It was no laughing matter to feel the panic attack jitters during my childhood in communist Romania, once caused by a joke, albeit a political one. It chanced when an aunt rang me up after she had left our house in the morning, where she and my prankster uncle had stayed for a few days visit. She whispered: „Hurry up and get that note my husband left this morning on the bedside cabinet. Don’t read! Just burn it!” To a child about to experience the rough seas of teenage years, who was passionately reading Alexandre Dumas and was dreaming of mysterious notes leading to daring escapes or court romance and intrigue, such a challenge should have been followed by an enthusiastic quest chase. But sedition against the regime was no laughing matter at a time when the face of the much-beloved leader was smiling with a halo behind, just like a religious icon, in pictures hanging everywhere. At that time, when running after necessities was a daily routine caused by shortage in supplies, when a colleague’s father had been demoted for joking too much about the leader’s speech impediments, becoming a dissident was quite risky. The poem in the note was too funny not to get over the panic attack at once: „Your duty to the motherland/ Lest you’ll be really sorry: / The keeping of the holy lamp,/ May our leaders live in glory!/” Such a joke had the immediate effect of forgetting about the food crisis or energy cuts or of the endemic corruption triggered by them. And the lamp became a symbol of the „ancient regime” which had produced it – as it belonged to my grand-grandparents – and of the quiet resistance to communism.
In those days, the communist party propaganda was unequivocally placing Romania among, even on top of the list of the world developed states. But certain things were a work in progress stage, although the „upgrade of the living standards” was a phrase that popped up frequently in the usual thank you discourses that were aimed at the efforts of the much beloved leader. He alone was allowed to use it in future tense sentences, though. All the other countries, being widowed of such an enlightened leadership, were doomed to choose between the „partially developed” or „the Third World”. Not to mention the imperialist powers, which were hellish at least. No comment.

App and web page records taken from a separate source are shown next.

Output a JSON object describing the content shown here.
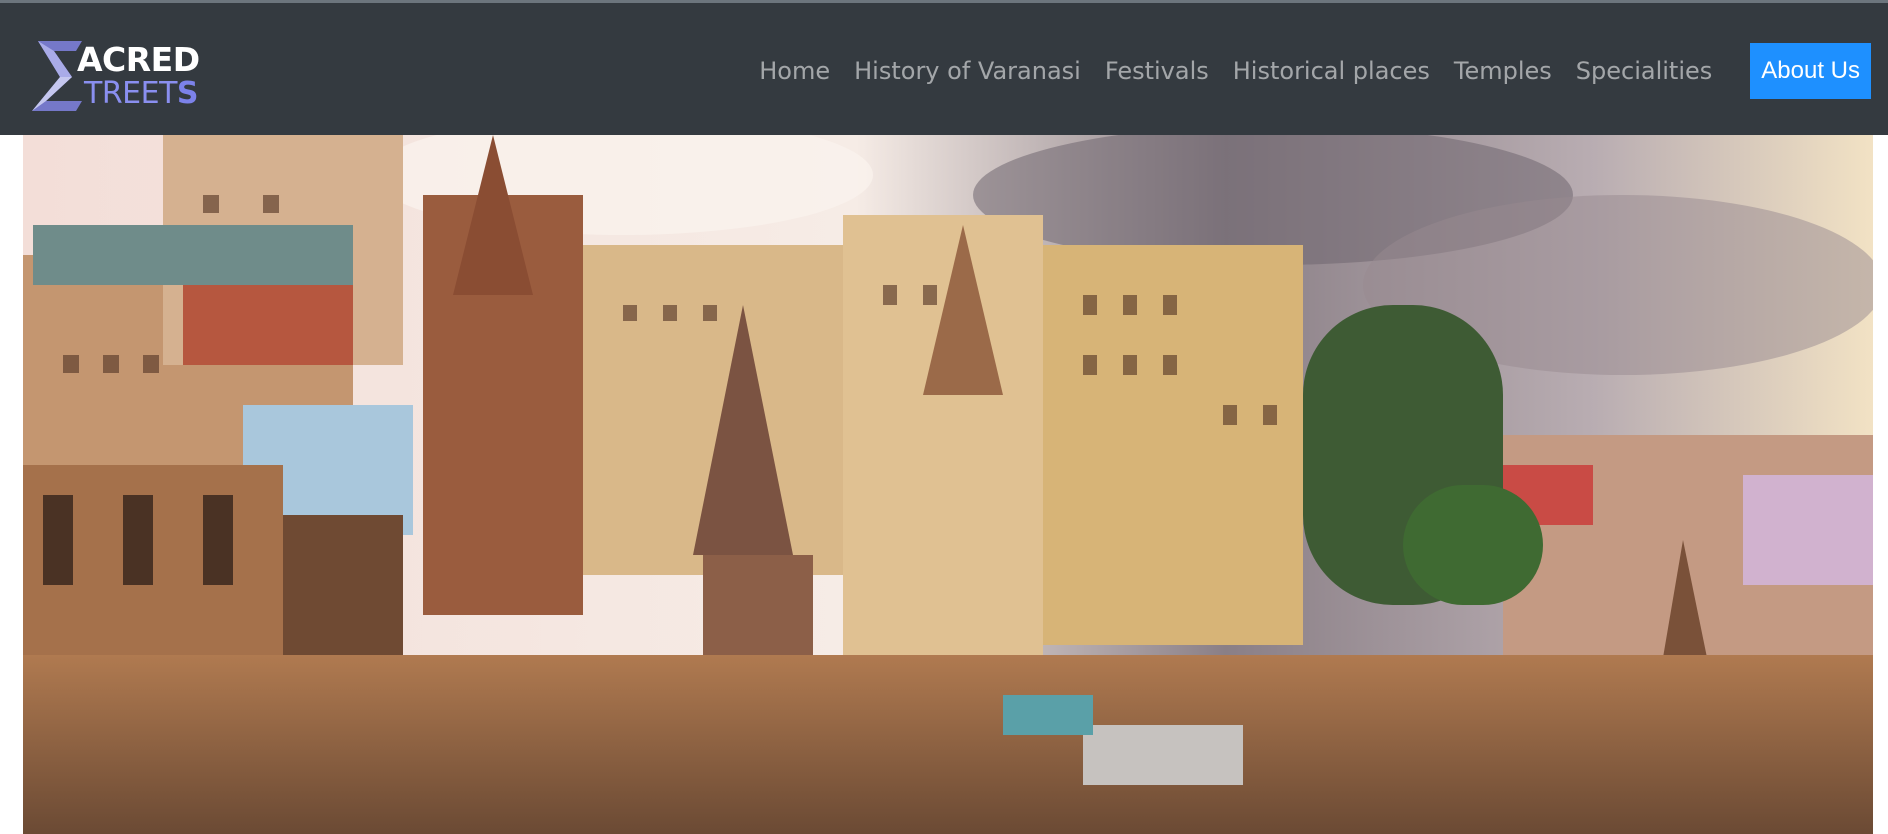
{
  "brand": {
    "top_text": "ACRED",
    "bottom_text": "TREET",
    "bottom_last": "S",
    "logo_icon": "stylized-s-logo-icon"
  },
  "nav": {
    "items": [
      {
        "label": "Home"
      },
      {
        "label": "History of Varanasi"
      },
      {
        "label": "Festivals"
      },
      {
        "label": "Historical places"
      },
      {
        "label": "Temples"
      },
      {
        "label": "Specialities"
      }
    ],
    "cta_label": "About Us"
  },
  "colors": {
    "navbar_bg": "#343a40",
    "nav_link": "#9a9ea2",
    "cta_bg": "#1e90ff",
    "brand_accent": "#8a8ff0"
  },
  "hero": {
    "image_description_icon": "varanasi-ghats-hero-image"
  }
}
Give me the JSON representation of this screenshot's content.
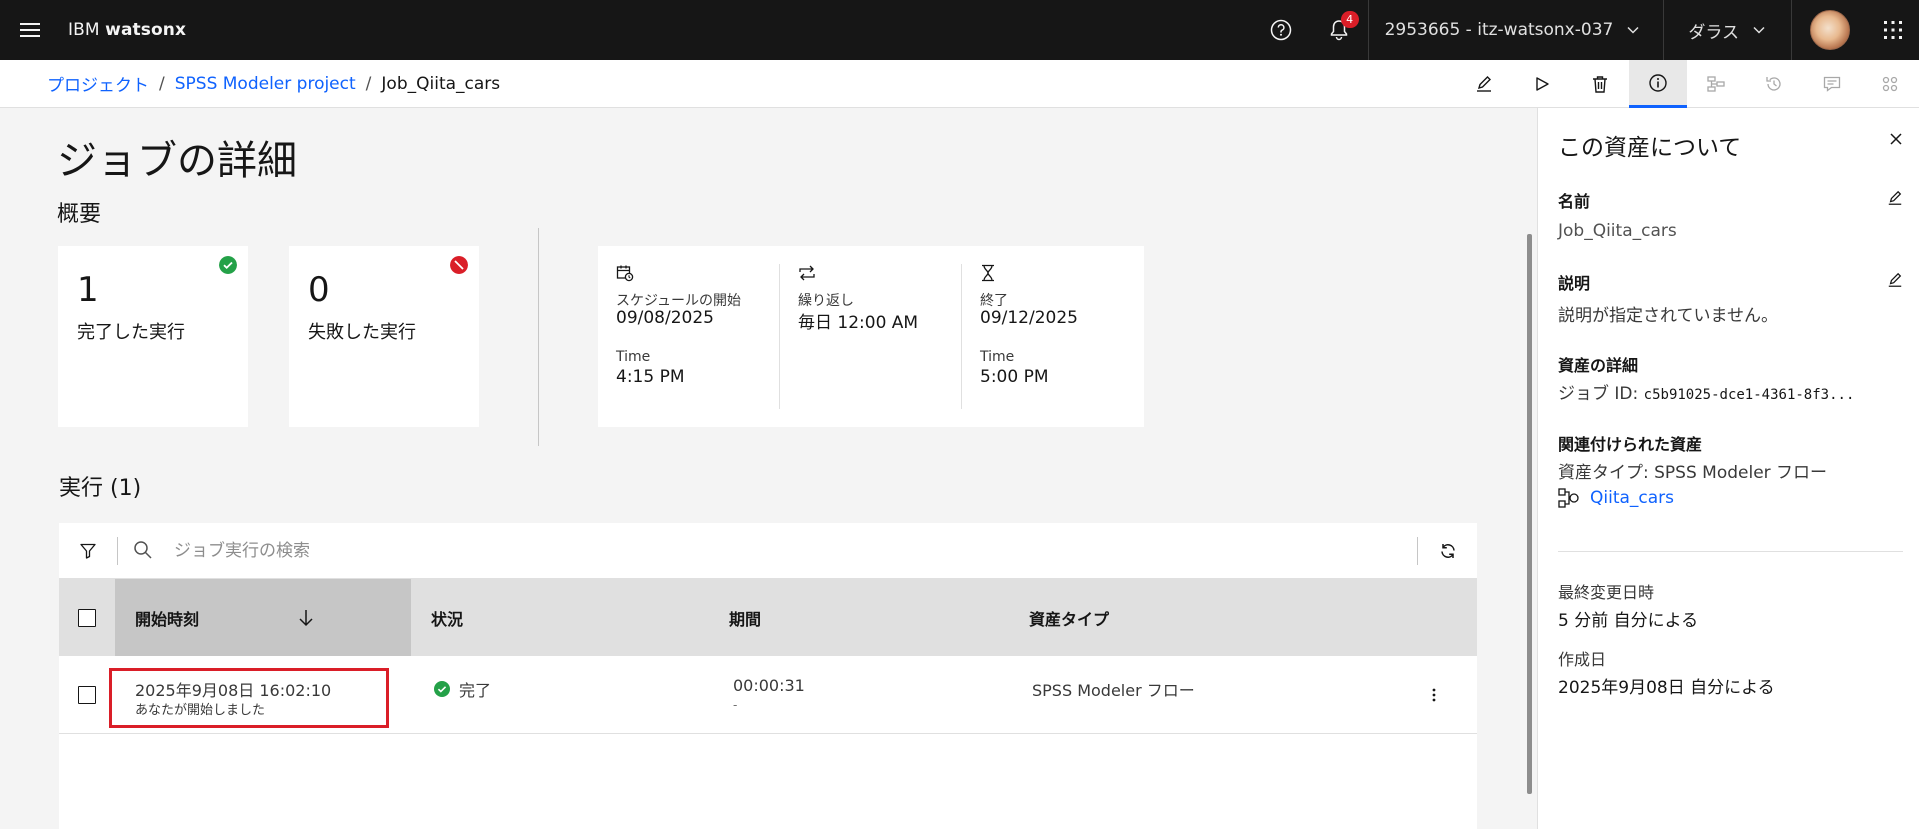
{
  "header": {
    "brand_prefix": "IBM",
    "brand_name": "watsonx",
    "notification_count": "4",
    "account": "2953665 - itz-watsonx-037",
    "region": "ダラス"
  },
  "breadcrumb": {
    "items": [
      "プロジェクト",
      "SPSS Modeler project"
    ],
    "current": "Job_Qiita_cars",
    "separator": "/"
  },
  "page": {
    "title": "ジョブの詳細",
    "overview_title": "概要"
  },
  "stats": {
    "completed": {
      "value": "1",
      "label": "完了した実行"
    },
    "failed": {
      "value": "0",
      "label": "失敗した実行"
    }
  },
  "schedule": {
    "start": {
      "label": "スケジュールの開始",
      "value": "09/08/2025",
      "time_label": "Time",
      "time_value": "4:15 PM"
    },
    "repeat": {
      "label": "繰り返し",
      "value": "毎日 12:00 AM"
    },
    "end": {
      "label": "終了",
      "value": "09/12/2025",
      "time_label": "Time",
      "time_value": "5:00 PM"
    }
  },
  "runs": {
    "title": "実行 (1)",
    "search_placeholder": "ジョブ実行の検索",
    "columns": [
      "開始時刻",
      "状況",
      "期間",
      "資産タイプ"
    ],
    "rows": [
      {
        "start_time": "2025年9月08日 16:02:10",
        "started_by": "あなたが開始しました",
        "status": "完了",
        "duration": "00:00:31",
        "duration_sub": "-",
        "asset_type": "SPSS Modeler フロー"
      }
    ]
  },
  "panel": {
    "title": "この資産について",
    "name_label": "名前",
    "name_value": "Job_Qiita_cars",
    "desc_label": "説明",
    "desc_value": "説明が指定されていません。",
    "details_label": "資産の詳細",
    "job_id_label": "ジョブ ID:",
    "job_id_value": "c5b91025-dce1-4361-8f3...",
    "related_label": "関連付けられた資産",
    "related_type": "資産タイプ: SPSS Modeler フロー",
    "related_link": "Qiita_cars",
    "modified_label": "最終変更日時",
    "modified_value": "5 分前 自分による",
    "created_label": "作成日",
    "created_value": "2025年9月08日 自分による"
  },
  "colors": {
    "accent": "#0f62fe",
    "success": "#24a148",
    "error": "#da1e28",
    "header_bg": "#161616"
  },
  "icons": [
    "menu-icon",
    "help-icon",
    "notification-icon",
    "chevron-down-icon",
    "app-switcher-icon",
    "edit-icon",
    "play-icon",
    "delete-icon",
    "info-icon",
    "lineage-icon",
    "history-icon",
    "comment-icon",
    "settings-icon",
    "checkmark-icon",
    "error-icon",
    "calendar-icon",
    "repeat-icon",
    "hourglass-icon",
    "filter-icon",
    "search-icon",
    "refresh-icon",
    "arrow-down-icon",
    "overflow-menu-icon",
    "close-icon",
    "flow-icon"
  ]
}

I have been looking for good jokes in Singapore and occasionally came across some. None as morbid as the official communist discourses or the ones whispered between friends in Romania thirty years ago or more. Maybe their quality was proportional to an impending danger. In the Asian version of New York, many important companies establish branches or move lock stock and barrel because of street safety, observation of most rules by almost everybody and a fluency in street traffic that makes transit a breeze. In such a context, only a crisis may generate humour of a similar class with the communist jokes. And this was confirmed a few days ago, when a Singaporean quipped: „How come we are last among SE Asian countries? We always want to be on the top of all list. This is the Singapore way!” Without any comment on urban infrastructure functionality or cleanliness, the fact is that the epidemic defence plans are visible from the airport to the apartment door: temperature measuring filters and posters with procedures for crisis prevention and management. And the streets are being monitored continuously. For somebody who trespasses rules, as insignificant as, for example, littering, it is not uncommon to get a police ID flashed before the eyes. That comes with a fine, usually quite taxing, and it is issued by somebody who is dressed up as if on the way to a seaside resort. That is the reason why somebody who, in an act of generosity, leaves a few coins as a tip, which is already included in the bill, might have to go back and collect the money because of the calls of the shop assistant and other customers that somebody has forgotten the change. There is no joke in „Tips are illegal in Singapore”. And as a final joke, neither in Romania, where giving a tip is an insult, but in most cases it is an acceptable one. Although the rat seems to be the least clean of the animals of the zodiac, I hope to avoid insulting anybody by wishing you a prosperous year of the rat.
Tudor Vlădescu is our correspondent in Singapore since January 15th, 2020.